• YOUR ASSIGNMENT
Please give the number of lines in the entries below that hold "JSON", with no other words.

*** Opening EXERCISE INPUT ***

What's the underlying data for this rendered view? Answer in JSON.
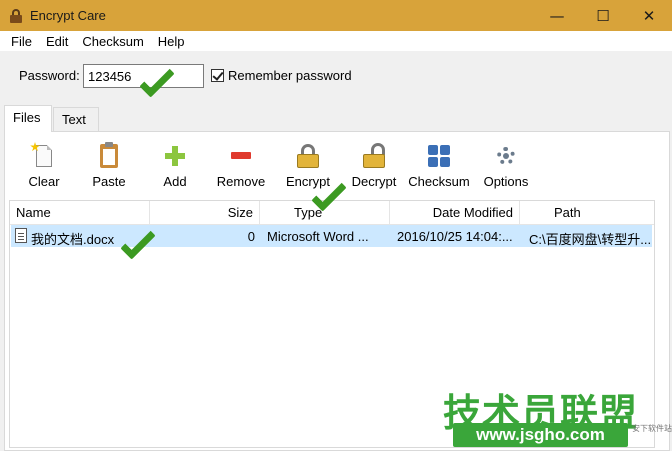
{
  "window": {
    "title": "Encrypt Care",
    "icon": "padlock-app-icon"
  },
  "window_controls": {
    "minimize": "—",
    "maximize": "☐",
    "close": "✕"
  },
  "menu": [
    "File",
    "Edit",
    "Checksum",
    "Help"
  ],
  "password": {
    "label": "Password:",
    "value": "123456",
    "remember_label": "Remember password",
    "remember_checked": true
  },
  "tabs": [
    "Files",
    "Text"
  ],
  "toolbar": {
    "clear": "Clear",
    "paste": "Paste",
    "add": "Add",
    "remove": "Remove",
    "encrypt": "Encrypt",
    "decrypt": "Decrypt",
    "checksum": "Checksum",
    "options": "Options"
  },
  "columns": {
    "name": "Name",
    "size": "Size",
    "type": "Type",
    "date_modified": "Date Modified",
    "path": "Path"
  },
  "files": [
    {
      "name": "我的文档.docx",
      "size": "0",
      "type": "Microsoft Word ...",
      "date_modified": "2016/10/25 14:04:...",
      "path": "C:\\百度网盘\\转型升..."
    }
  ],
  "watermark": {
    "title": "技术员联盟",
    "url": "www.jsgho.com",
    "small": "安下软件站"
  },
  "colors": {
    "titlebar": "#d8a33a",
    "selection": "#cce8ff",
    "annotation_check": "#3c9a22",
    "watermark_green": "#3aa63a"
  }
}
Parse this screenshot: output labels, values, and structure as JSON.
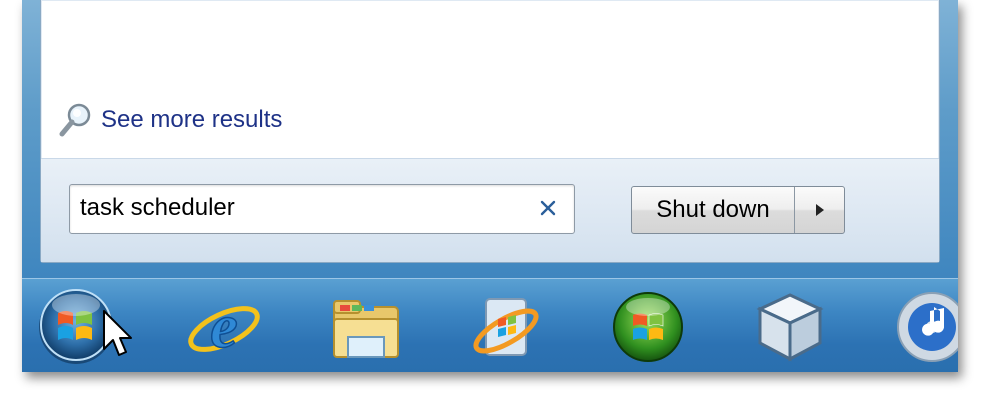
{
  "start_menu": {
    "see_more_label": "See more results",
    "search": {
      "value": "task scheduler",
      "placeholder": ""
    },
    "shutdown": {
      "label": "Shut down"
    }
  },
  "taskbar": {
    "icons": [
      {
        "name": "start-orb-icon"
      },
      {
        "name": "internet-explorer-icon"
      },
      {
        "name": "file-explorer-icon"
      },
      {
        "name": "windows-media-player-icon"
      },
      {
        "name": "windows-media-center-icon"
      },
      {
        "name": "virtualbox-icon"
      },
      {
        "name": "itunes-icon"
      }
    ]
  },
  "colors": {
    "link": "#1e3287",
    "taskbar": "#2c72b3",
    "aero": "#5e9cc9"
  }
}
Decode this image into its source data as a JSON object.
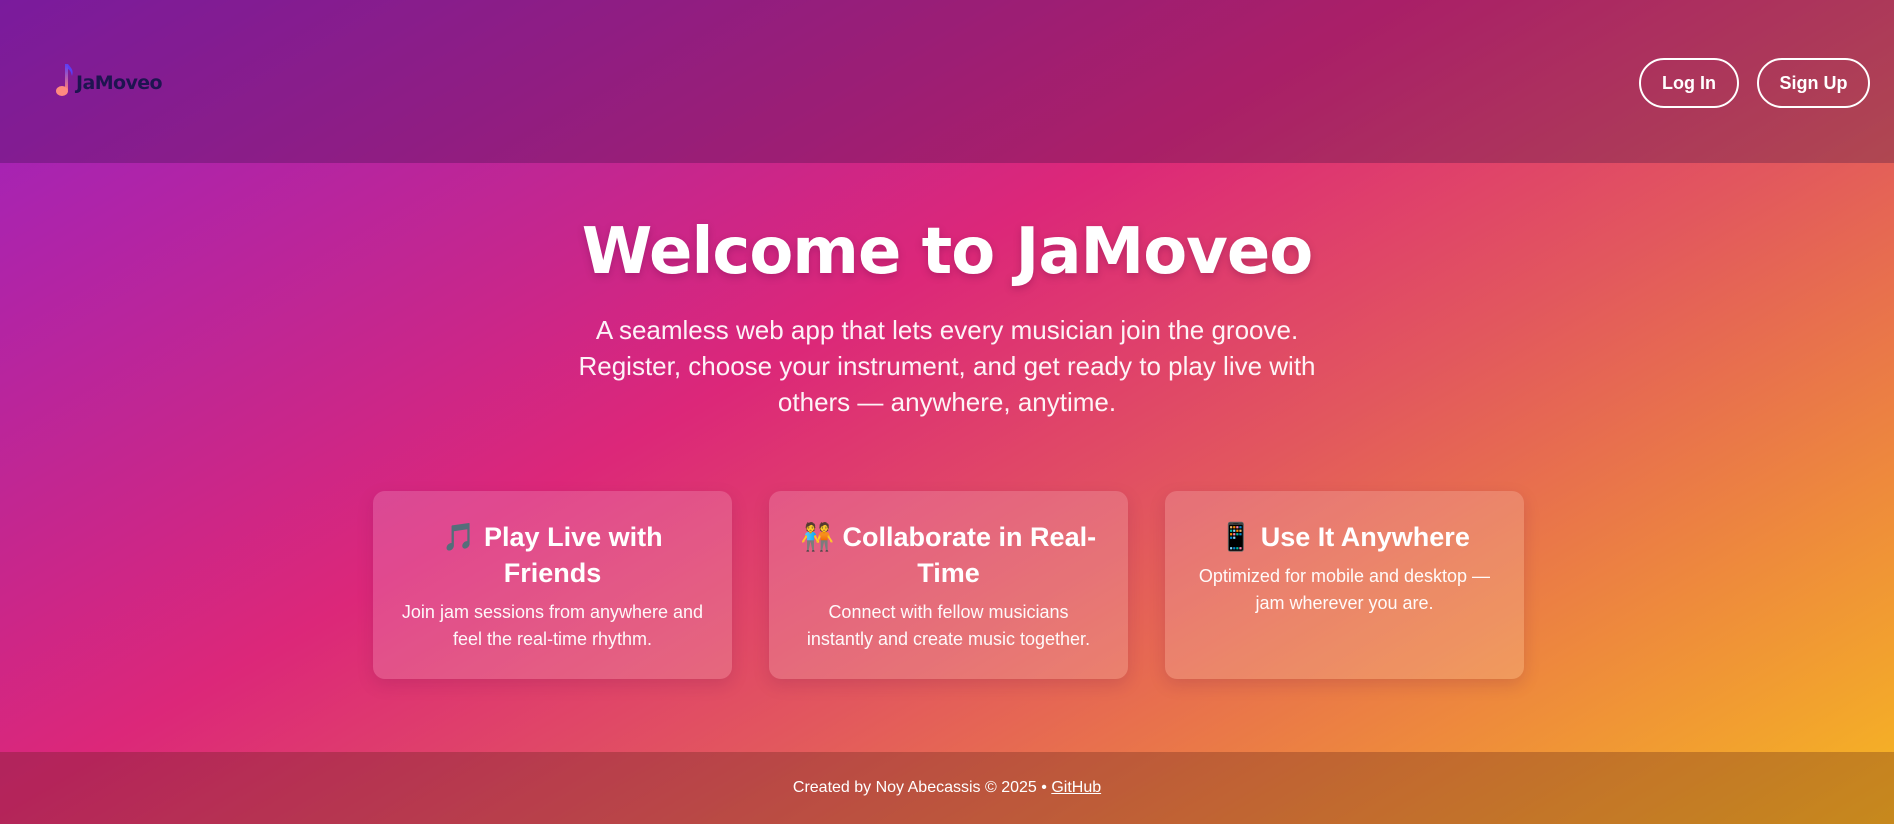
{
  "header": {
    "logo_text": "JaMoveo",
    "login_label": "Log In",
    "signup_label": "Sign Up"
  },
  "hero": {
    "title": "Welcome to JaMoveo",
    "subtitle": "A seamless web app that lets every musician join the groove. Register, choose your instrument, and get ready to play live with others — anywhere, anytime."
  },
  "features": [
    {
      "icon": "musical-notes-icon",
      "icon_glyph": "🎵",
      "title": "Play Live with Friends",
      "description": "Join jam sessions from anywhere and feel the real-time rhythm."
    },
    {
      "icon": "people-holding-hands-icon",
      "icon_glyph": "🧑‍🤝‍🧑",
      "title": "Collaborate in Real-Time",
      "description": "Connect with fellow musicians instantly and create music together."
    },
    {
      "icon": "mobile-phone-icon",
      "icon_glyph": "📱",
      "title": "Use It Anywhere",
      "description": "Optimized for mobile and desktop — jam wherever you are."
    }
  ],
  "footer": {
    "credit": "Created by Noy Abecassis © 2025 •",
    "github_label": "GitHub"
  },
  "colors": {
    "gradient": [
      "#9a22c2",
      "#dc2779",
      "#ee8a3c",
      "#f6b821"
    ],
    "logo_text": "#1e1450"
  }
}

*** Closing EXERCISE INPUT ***

• TASK RESPONSE
3